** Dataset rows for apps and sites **
------------------------
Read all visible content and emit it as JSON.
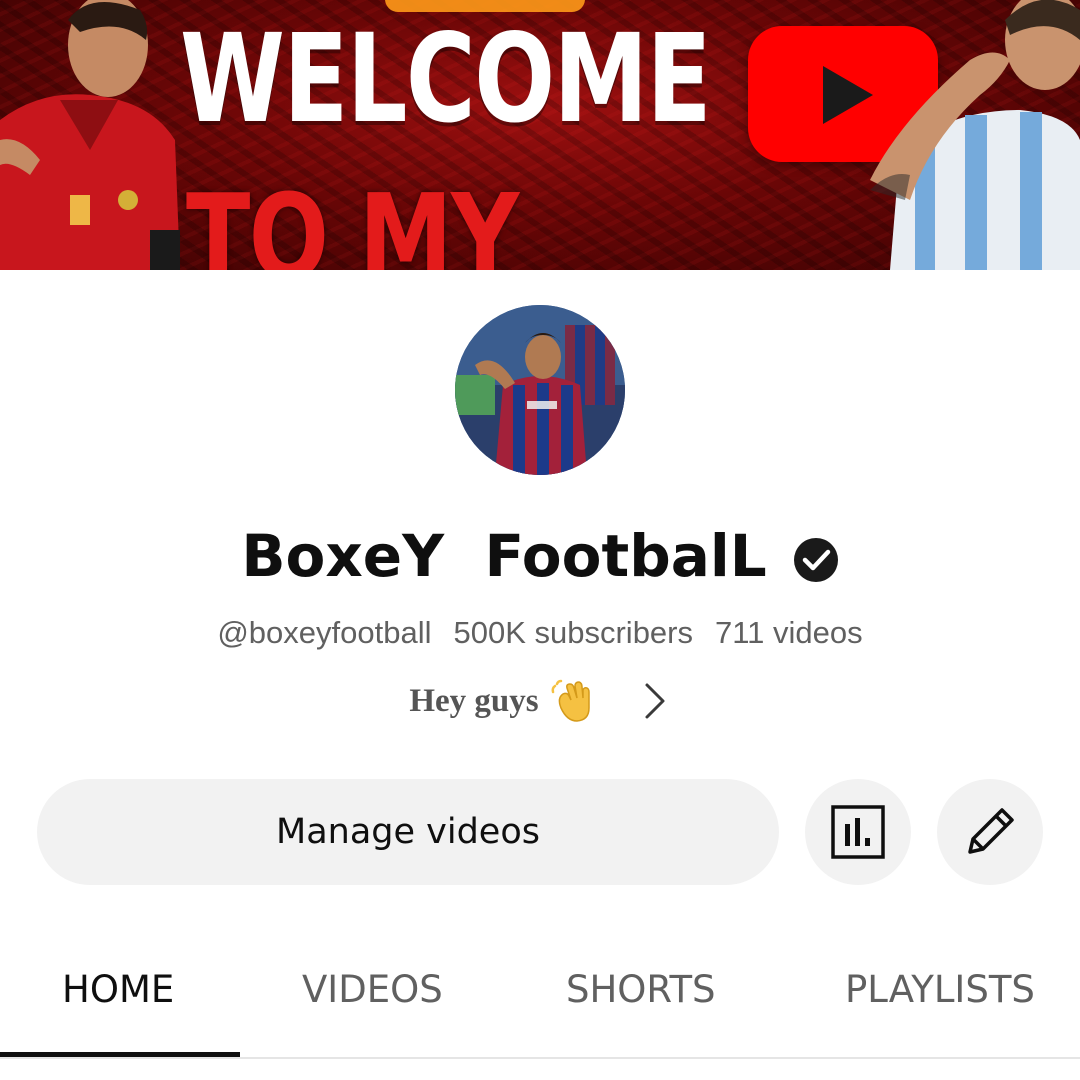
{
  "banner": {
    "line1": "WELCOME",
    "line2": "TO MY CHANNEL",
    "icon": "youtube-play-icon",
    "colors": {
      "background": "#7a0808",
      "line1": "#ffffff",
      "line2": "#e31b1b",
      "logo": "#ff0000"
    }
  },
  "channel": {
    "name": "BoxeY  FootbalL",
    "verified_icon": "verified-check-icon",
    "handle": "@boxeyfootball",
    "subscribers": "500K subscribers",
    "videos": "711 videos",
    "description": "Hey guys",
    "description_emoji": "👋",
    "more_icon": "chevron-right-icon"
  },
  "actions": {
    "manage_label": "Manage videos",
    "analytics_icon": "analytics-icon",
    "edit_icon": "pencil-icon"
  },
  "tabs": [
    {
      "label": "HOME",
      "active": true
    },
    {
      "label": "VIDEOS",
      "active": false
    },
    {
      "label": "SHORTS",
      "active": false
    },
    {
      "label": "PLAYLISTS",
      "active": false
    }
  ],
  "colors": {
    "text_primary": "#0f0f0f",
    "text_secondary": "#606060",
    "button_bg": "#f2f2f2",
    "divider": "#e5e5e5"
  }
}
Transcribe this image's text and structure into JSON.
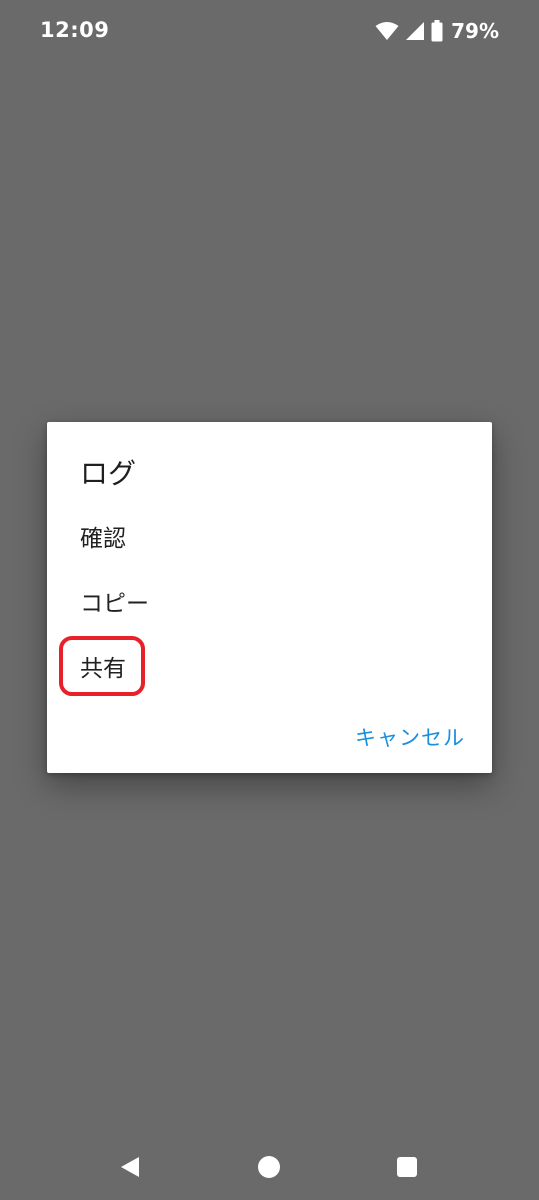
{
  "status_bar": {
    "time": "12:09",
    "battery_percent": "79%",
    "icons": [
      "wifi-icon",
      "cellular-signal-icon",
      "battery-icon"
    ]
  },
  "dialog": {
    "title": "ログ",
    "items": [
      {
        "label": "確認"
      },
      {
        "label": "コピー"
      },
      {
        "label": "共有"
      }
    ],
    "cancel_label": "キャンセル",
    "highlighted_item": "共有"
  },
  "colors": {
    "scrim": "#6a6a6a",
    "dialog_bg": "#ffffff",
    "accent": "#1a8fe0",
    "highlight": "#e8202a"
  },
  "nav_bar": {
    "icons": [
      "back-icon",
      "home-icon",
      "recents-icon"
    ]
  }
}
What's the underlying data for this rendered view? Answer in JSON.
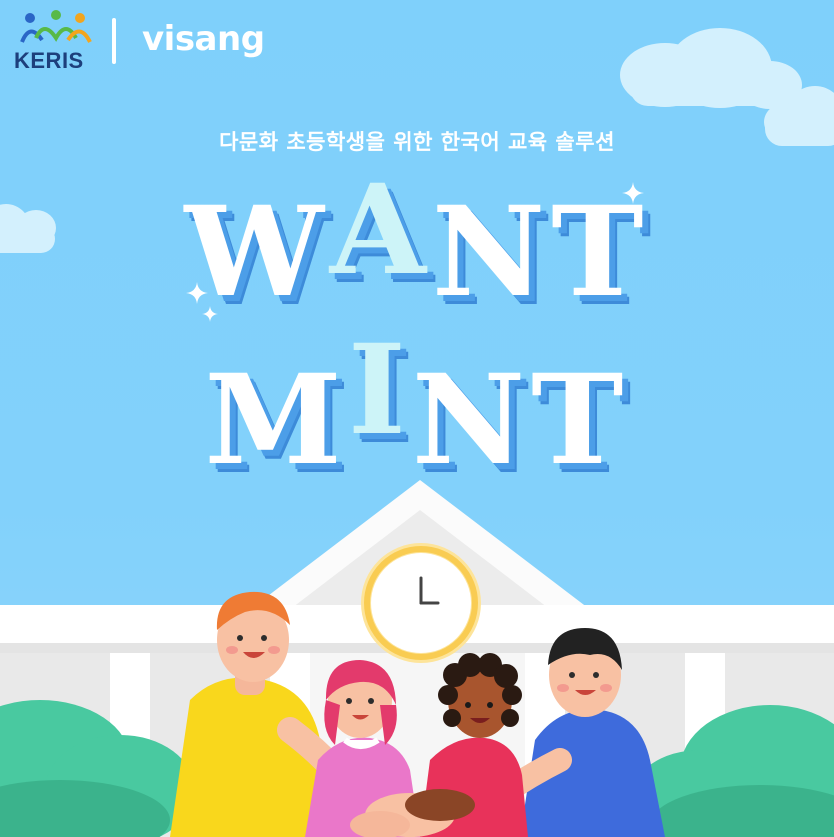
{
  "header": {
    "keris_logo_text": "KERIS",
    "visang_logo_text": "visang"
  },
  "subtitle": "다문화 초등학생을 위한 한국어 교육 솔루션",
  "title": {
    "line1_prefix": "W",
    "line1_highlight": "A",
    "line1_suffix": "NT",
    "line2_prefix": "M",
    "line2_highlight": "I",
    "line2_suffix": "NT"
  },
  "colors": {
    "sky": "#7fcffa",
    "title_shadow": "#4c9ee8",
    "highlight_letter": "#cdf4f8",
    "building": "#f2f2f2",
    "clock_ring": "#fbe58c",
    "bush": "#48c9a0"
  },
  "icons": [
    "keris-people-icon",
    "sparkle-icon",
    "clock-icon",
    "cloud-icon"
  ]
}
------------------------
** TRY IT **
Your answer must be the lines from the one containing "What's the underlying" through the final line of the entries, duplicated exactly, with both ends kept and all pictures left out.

** WRITTEN RESPONSE **
What's the underlying data for this rendered view? Answer in JSON.
{
  "header": {
    "keris_logo_text": "KERIS",
    "visang_logo_text": "visang"
  },
  "subtitle": "다문화 초등학생을 위한 한국어 교육 솔루션",
  "title": {
    "line1_prefix": "W",
    "line1_highlight": "A",
    "line1_suffix": "NT",
    "line2_prefix": "M",
    "line2_highlight": "I",
    "line2_suffix": "NT"
  },
  "colors": {
    "sky": "#7fcffa",
    "title_shadow": "#4c9ee8",
    "highlight_letter": "#cdf4f8",
    "building": "#f2f2f2",
    "clock_ring": "#fbe58c",
    "bush": "#48c9a0"
  },
  "icons": [
    "keris-people-icon",
    "sparkle-icon",
    "clock-icon",
    "cloud-icon"
  ]
}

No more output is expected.